◆ Task requirements: Only lines with the word "data" belong in the answer; copy them from the records below.
[Entries provided Boundary: Start]
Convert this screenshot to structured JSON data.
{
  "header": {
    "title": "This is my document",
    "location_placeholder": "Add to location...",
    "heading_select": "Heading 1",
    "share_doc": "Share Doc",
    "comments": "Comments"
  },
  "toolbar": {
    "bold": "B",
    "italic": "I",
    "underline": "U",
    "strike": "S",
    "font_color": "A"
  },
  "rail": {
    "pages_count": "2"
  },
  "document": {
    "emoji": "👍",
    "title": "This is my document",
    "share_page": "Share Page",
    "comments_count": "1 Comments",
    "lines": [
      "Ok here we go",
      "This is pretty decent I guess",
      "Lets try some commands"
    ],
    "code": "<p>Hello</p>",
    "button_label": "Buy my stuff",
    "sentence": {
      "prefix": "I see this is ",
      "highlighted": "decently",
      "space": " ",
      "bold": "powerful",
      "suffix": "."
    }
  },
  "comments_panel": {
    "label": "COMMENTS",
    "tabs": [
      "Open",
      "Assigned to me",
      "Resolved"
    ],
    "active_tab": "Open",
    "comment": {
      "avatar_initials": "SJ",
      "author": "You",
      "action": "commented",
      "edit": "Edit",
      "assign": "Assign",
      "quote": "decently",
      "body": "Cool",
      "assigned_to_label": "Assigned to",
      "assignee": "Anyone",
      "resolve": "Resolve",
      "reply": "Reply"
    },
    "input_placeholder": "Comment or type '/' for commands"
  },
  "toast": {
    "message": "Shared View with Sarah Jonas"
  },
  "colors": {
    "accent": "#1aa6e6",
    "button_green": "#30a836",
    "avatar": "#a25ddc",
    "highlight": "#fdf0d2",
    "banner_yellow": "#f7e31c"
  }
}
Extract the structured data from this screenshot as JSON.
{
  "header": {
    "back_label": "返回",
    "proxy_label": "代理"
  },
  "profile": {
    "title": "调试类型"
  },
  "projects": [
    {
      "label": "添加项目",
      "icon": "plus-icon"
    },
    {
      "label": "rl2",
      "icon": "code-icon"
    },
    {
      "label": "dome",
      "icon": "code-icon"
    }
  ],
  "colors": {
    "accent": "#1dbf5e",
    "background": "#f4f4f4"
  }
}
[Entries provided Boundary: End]
◆ Task response:
Convert this screenshot to structured JSON data.
Extract the structured data from this screenshot as JSON.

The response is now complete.